The ego wants to control and fixate on what feels safe, versus venture into the unknown. Feeling safe means not putting yourself out there, so you never have to get hurt.
This mentality keeps us in a cycle of feeling unloved, separate and like we’re different from everyone else.
Instead of seeing how we are all interdependent, and truly one.
Now, I’m not saying the ego is bad. In fact without it, we wouldn’t have an identity so it’s essential.
But it’s important to know when it’s keeping you from seeing what’s true or from understanding others. Anekantavad.
Now, to know how to tame the ego we have to understand where it came from.
You see, as a child you’re dependent on your parents and the world to keep you alive. The brain sees them as perfect because if they are flawed in someway, that would mean that you could die because you can’t survive without them.
As children, when we don’t get what we want in the way we need it, we make it mean there’s something wrong with us because that’s what feels safe to the mind.
But little by little, this causes us to question how worthy we are of what we desire. We then create beliefs about ourselves and the world because we did or didn’t get what we want.
These beliefs get stored in the subconscious. Some of these beliefs we are aware of, many we aren’t.
As these beliefs about our worth get created, slowly we shut our feelings and hearts down and the ego takes over.
The question then becomes, how do we get back to opening our hearts and knowing we are worthy of what we desire in love?
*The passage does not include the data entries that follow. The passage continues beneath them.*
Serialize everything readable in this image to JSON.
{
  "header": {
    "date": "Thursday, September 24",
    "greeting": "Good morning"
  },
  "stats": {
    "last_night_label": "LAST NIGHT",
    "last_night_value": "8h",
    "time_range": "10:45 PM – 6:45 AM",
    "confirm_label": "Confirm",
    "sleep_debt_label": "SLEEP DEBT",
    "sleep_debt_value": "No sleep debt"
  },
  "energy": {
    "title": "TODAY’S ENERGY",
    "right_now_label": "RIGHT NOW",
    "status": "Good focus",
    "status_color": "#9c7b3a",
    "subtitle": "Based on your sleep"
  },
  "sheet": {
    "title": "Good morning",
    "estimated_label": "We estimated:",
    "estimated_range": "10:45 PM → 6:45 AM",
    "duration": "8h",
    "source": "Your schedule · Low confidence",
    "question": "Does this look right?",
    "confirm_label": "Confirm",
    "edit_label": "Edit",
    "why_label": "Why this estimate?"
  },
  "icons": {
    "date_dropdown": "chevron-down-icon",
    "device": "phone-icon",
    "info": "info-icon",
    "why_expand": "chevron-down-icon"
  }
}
Here’s the answer.
By being curious, open and willing to uncover those beliefs of unworthiness that we may not be aware of and pinpoint where they originated….through your family and childhood experiences.
You may question if someone really loves you.
You may question if someone respects you.
You may question if those closest to you really know you.
You may question if anyone will ever choose you.
These are just some examples of beliefs that may have been created in your childhood; they can come in all shapes and sizes. And these beliefs push love away, and keep you from receiving all the love around you.
What are some of your beliefs about being loved?
And where in your family did they come from when you were younger? I promise there is some connection. You may have to dig.
Lastly, ask yourself if you’re open to seeing people and situations that created those beliefs differently.
This is where Anekantavad is key, because it’s the process that has you start to say, “I’m curious about what I don’t know. And I’m committed to releasing these belief so that I can start to receive love in profound ways and feel free to give it too.”